The problem with fostering change when faced with the first aspect of the third barrier is the psychological phenomenon of inclusion. Recall that although individuals say the politically correct things, in reality life and society do not like diversity (otherwise most of the issues involving ethnicity and race would have ended a long time ago), instead they are like chemistry: like dissolves like. People prefer dealing with people that do not exist outside of the realm of their own expectations. Interacting with those that do makes them uncomfortable and typically drives them away from those individuals towards safer and more familiar pastures.
Equally influential is the prospect of being alone which is a powerful negative force that again only the strong can truly neutralize as a mover in their life.
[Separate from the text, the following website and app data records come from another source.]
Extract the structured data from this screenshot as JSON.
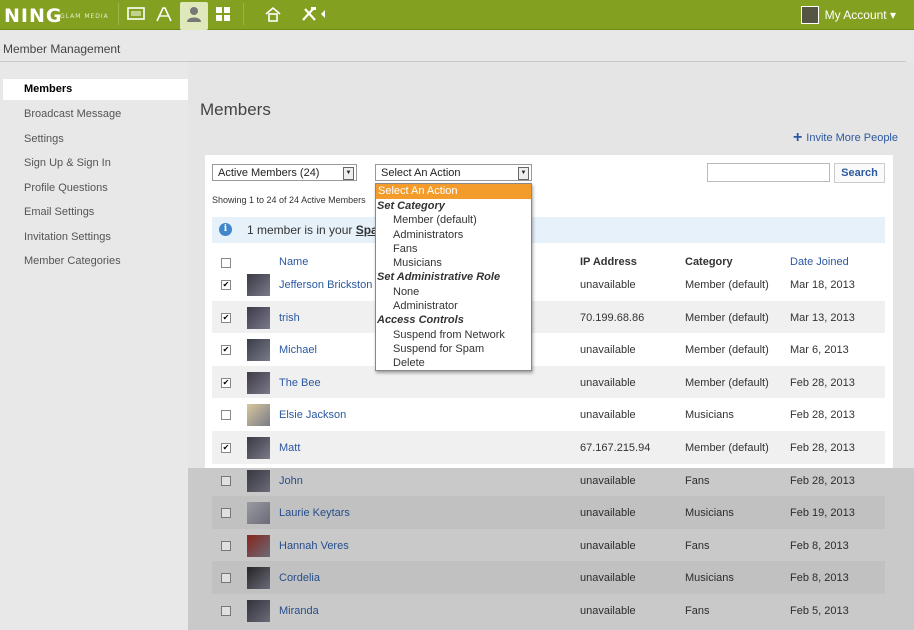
{
  "topbar": {
    "logo": "NING",
    "logo_sub": "GLAM MEDIA",
    "account_label": "My Account ▾"
  },
  "subheader": {
    "title": "Member Management"
  },
  "sidebar": {
    "items": [
      {
        "label": "Members"
      },
      {
        "label": "Broadcast Message"
      },
      {
        "label": "Settings"
      },
      {
        "label": "Sign Up & Sign In"
      },
      {
        "label": "Profile Questions"
      },
      {
        "label": "Email Settings"
      },
      {
        "label": "Invitation Settings"
      },
      {
        "label": "Member Categories"
      }
    ]
  },
  "main": {
    "title": "Members",
    "invite_label": "Invite More People",
    "filter_select": "Active Members (24)",
    "action_select": "Select An Action",
    "search_button": "Search",
    "showing": "Showing 1 to 24 of 24 Active Members",
    "info_text": "1 member is in your ",
    "info_link": "Spa"
  },
  "table": {
    "headers": {
      "name": "Name",
      "ip": "IP Address",
      "category": "Category",
      "date": "Date Joined"
    },
    "rows": [
      {
        "name": "Jefferson Brickston",
        "ip": "unavailable",
        "category": "Member (default)",
        "date": "Mar 18, 2013",
        "checked": true
      },
      {
        "name": "trish",
        "ip": "70.199.68.86",
        "category": "Member (default)",
        "date": "Mar 13, 2013",
        "checked": true
      },
      {
        "name": "Michael",
        "ip": "unavailable",
        "category": "Member (default)",
        "date": "Mar 6, 2013",
        "checked": true
      },
      {
        "name": "The Bee",
        "ip": "unavailable",
        "category": "Member (default)",
        "date": "Feb 28, 2013",
        "checked": true
      },
      {
        "name": "Elsie Jackson",
        "ip": "unavailable",
        "category": "Musicians",
        "date": "Feb 28, 2013",
        "checked": false
      },
      {
        "name": "Matt",
        "ip": "67.167.215.94",
        "category": "Member (default)",
        "date": "Feb 28, 2013",
        "checked": true
      },
      {
        "name": "John",
        "ip": "unavailable",
        "category": "Fans",
        "date": "Feb 28, 2013",
        "checked": false
      },
      {
        "name": "Laurie Keytars",
        "ip": "unavailable",
        "category": "Musicians",
        "date": "Feb 19, 2013",
        "checked": false
      },
      {
        "name": "Hannah Veres",
        "ip": "unavailable",
        "category": "Fans",
        "date": "Feb 8, 2013",
        "checked": false
      },
      {
        "name": "Cordelia",
        "ip": "unavailable",
        "category": "Musicians",
        "date": "Feb 8, 2013",
        "checked": false
      },
      {
        "name": "Miranda",
        "ip": "unavailable",
        "category": "Fans",
        "date": "Feb 5, 2013",
        "checked": false
      }
    ]
  },
  "dropdown": {
    "selected": "Select An Action",
    "groups": [
      {
        "label": "Set Category",
        "options": [
          "Member (default)",
          "Administrators",
          "Fans",
          "Musicians"
        ]
      },
      {
        "label": "Set Administrative Role",
        "options": [
          "None",
          "Administrator"
        ]
      },
      {
        "label": "Access Controls",
        "options": [
          "Suspend from Network",
          "Suspend for Spam",
          "Delete"
        ]
      }
    ]
  },
  "colors": {
    "topbar": "#84a020",
    "link": "#2b58a0",
    "highlight": "#f39c2c"
  }
}
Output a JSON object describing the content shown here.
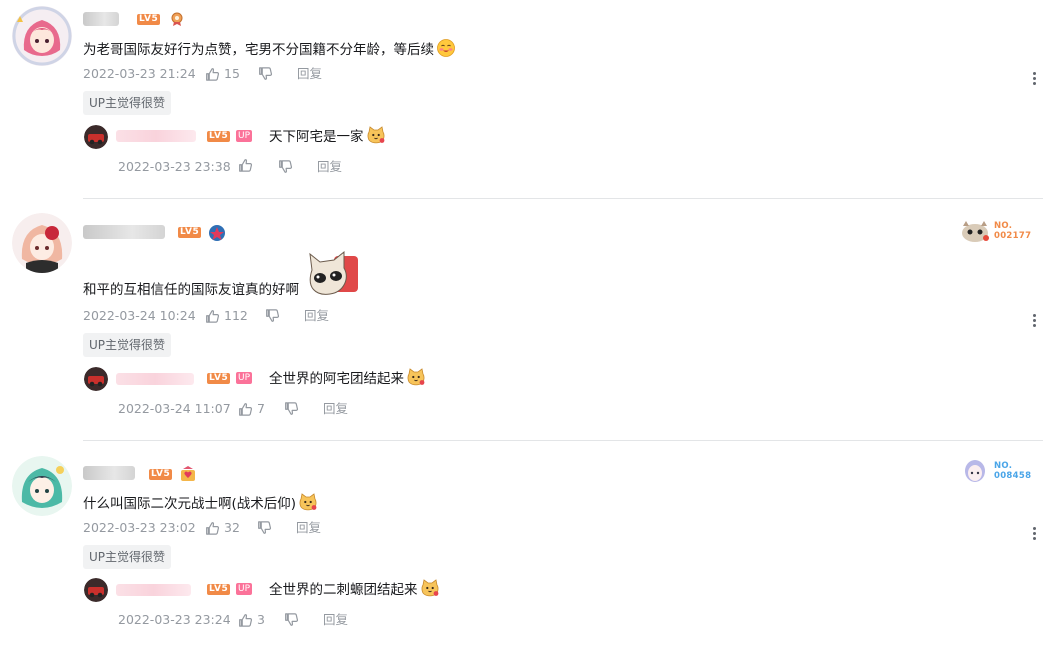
{
  "comments": [
    {
      "level": "LV5",
      "text": "为老哥国际友好行为点赞，宅男不分国籍不分年龄，等后续",
      "time": "2022-03-23 21:24",
      "likes": "15",
      "reply_label": "回复",
      "up_liked": "UP主觉得很赞",
      "reply": {
        "level": "LV5",
        "up_tag": "UP",
        "text": "天下阿宅是一家",
        "time": "2022-03-23 23:38",
        "likes": "",
        "reply_label": "回复"
      }
    },
    {
      "level": "LV5",
      "text": "和平的互相信任的国际友谊真的好啊",
      "time": "2022-03-24 10:24",
      "likes": "112",
      "reply_label": "回复",
      "up_liked": "UP主觉得很赞",
      "fan_badge": {
        "label": "NO.",
        "number": "002177",
        "color": "#f18a47"
      },
      "reply": {
        "level": "LV5",
        "up_tag": "UP",
        "text": "全世界的阿宅团结起来",
        "time": "2022-03-24 11:07",
        "likes": "7",
        "reply_label": "回复"
      }
    },
    {
      "level": "LV5",
      "text": "什么叫国际二次元战士啊(战术后仰)",
      "time": "2022-03-23 23:02",
      "likes": "32",
      "reply_label": "回复",
      "up_liked": "UP主觉得很赞",
      "fan_badge": {
        "label": "NO.",
        "number": "008458",
        "color": "#4aa5e8"
      },
      "reply": {
        "level": "LV5",
        "up_tag": "UP",
        "text": "全世界的二刺螈团结起来",
        "time": "2022-03-23 23:24",
        "likes": "3",
        "reply_label": "回复"
      }
    }
  ],
  "colors": {
    "text": "#18191c",
    "meta": "#9499a0",
    "level": "#f18a47",
    "up": "#fb7299",
    "divider": "#e3e5e7"
  },
  "icons": [
    "thumb-up-icon",
    "thumb-down-icon",
    "more-vertical-icon",
    "medal-icon",
    "cat-emoji-icon"
  ]
}
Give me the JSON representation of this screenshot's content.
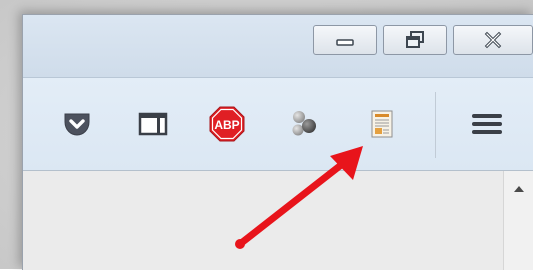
{
  "titlebar": {
    "buttons": [
      {
        "name": "minimize",
        "icon": "minimize-icon"
      },
      {
        "name": "restore",
        "icon": "restore-icon"
      },
      {
        "name": "close",
        "icon": "close-icon"
      }
    ]
  },
  "toolbar": {
    "items": [
      {
        "name": "pocket",
        "icon": "pocket-icon",
        "color": "#4d525e"
      },
      {
        "name": "sidebar",
        "icon": "sidebar-icon",
        "color": "#3a3f47"
      },
      {
        "name": "adblock-plus",
        "icon": "abp-icon",
        "label": "ABP",
        "color": "#e01f24"
      },
      {
        "name": "extension",
        "icon": "extension-icon",
        "color": "#6e6e6e"
      },
      {
        "name": "reader",
        "icon": "reader-icon",
        "color": "#d88a2a"
      },
      {
        "name": "menu",
        "icon": "hamburger-menu-icon",
        "color": "#3a3f47"
      }
    ]
  },
  "annotation": {
    "arrow_color": "#e8141b"
  },
  "colors": {
    "titlebar": "#d5e1ee",
    "toolbar": "#dfeaf5",
    "content": "#ebebeb"
  }
}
Humans by evolutionary nature are social beings. If one acts in such a way that limits the potential for social interaction, it is understandable although unfortunate, that the individual would readily abandon true self to ensure positive social interaction. Tying the issue of change to the field of relationships, despite fairy tales to the contrary, there is not someone out there for everyone and a vast number of individuals do not recognize ‘Boulevard of Broken Dreams’ as their personal theme song. In short it is difficult to be you when life kicks you in the teeth for being you.
In large context conquering the third barrier may be simple relative to conquering the second barrier. The third barrier involves balancing any differential rewards to a given personality or mindset regardless of factual or empirical correctness. One particular mindset cannot be rewarded beyond another particular mindset with regards to a given issue without empirical evidence demonstrating factual superiority on that given issue. Basically being right and logical needs to be the driver in how a particular mindset is rewarded. The problem is prying away enough power from those that prefer to be wrong that such a change can occur. For the second problem people must be instilled with a level of personal pride where they rebuke anyone that does not accept them for themselves within the context of social norms and the legal system.
Make no bones about it change is indeed a tall order. However, the second barrier cannot be fully conquered until society as a whole can understand the unique offerings of each individual and how they can contribute positively to society. Otherwise the probability of any successful mass unmasking of those hiding behind facades unfortunately remains low. Thus steps must be taken to facilitate and nurture this potential for a new mindset. Overall society must demand that individuals focus on casting aside those elements that are statistically false, which will involve change for many, in order to optimize not only present benefits, but future benefits as well.